Work instructions: Below are records with pictures in them; print them exactly, omitting the pictures.

[Opening Data supplied section]

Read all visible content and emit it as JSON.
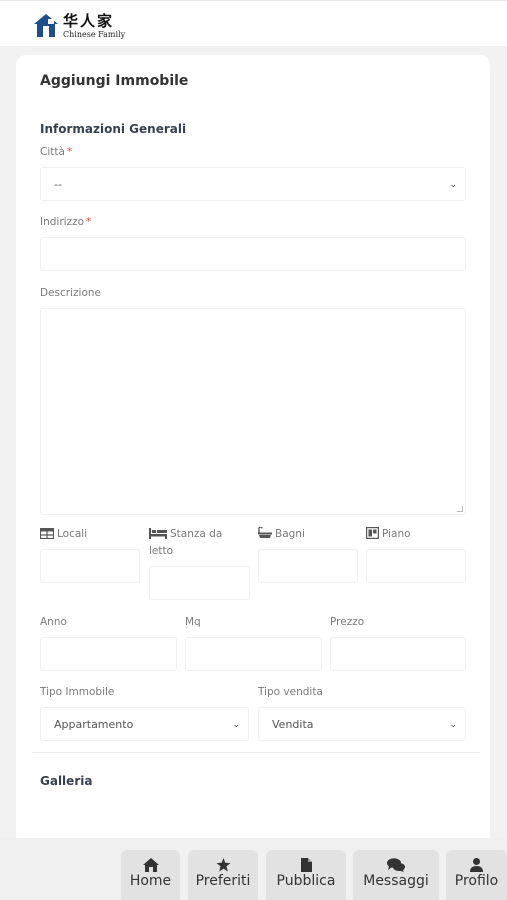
{
  "header": {
    "logo_cn": "华人家",
    "logo_en": "Chinese Family"
  },
  "form": {
    "title": "Aggiungi Immobile",
    "section_general": "Informazioni Generali",
    "city_label": "Città",
    "city_value": "--",
    "required_mark": "*",
    "address_label": "Indirizzo",
    "description_label": "Descrizione",
    "rooms_label": "Locali",
    "bedroom_label": "Stanza da letto",
    "bath_label": "Bagni",
    "floor_label": "Piano",
    "year_label": "Anno",
    "sqm_label": "Mq",
    "price_label": "Prezzo",
    "type_label": "Tipo Immobile",
    "type_value": "Appartamento",
    "sale_type_label": "Tipo vendita",
    "sale_type_value": "Vendita",
    "section_gallery": "Galleria"
  },
  "nav": {
    "home": "Home",
    "favorites": "Preferiti",
    "publish": "Pubblica",
    "messages": "Messaggi",
    "profile": "Profilo"
  },
  "colors": {
    "brand_blue": "#1f4e8c",
    "required": "#ef4444",
    "background": "#f2f2f2"
  }
}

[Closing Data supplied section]

Task response:
Read all visible content and emit it as JSON.
{
  "header": {
    "logo_cn": "华人家",
    "logo_en": "Chinese Family"
  },
  "form": {
    "title": "Aggiungi Immobile",
    "section_general": "Informazioni Generali",
    "city_label": "Città",
    "city_value": "--",
    "required_mark": "*",
    "address_label": "Indirizzo",
    "description_label": "Descrizione",
    "rooms_label": "Locali",
    "bedroom_label": "Stanza da letto",
    "bath_label": "Bagni",
    "floor_label": "Piano",
    "year_label": "Anno",
    "sqm_label": "Mq",
    "price_label": "Prezzo",
    "type_label": "Tipo Immobile",
    "type_value": "Appartamento",
    "sale_type_label": "Tipo vendita",
    "sale_type_value": "Vendita",
    "section_gallery": "Galleria"
  },
  "nav": {
    "home": "Home",
    "favorites": "Preferiti",
    "publish": "Pubblica",
    "messages": "Messaggi",
    "profile": "Profilo"
  },
  "colors": {
    "brand_blue": "#1f4e8c",
    "required": "#ef4444",
    "background": "#f2f2f2"
  }
}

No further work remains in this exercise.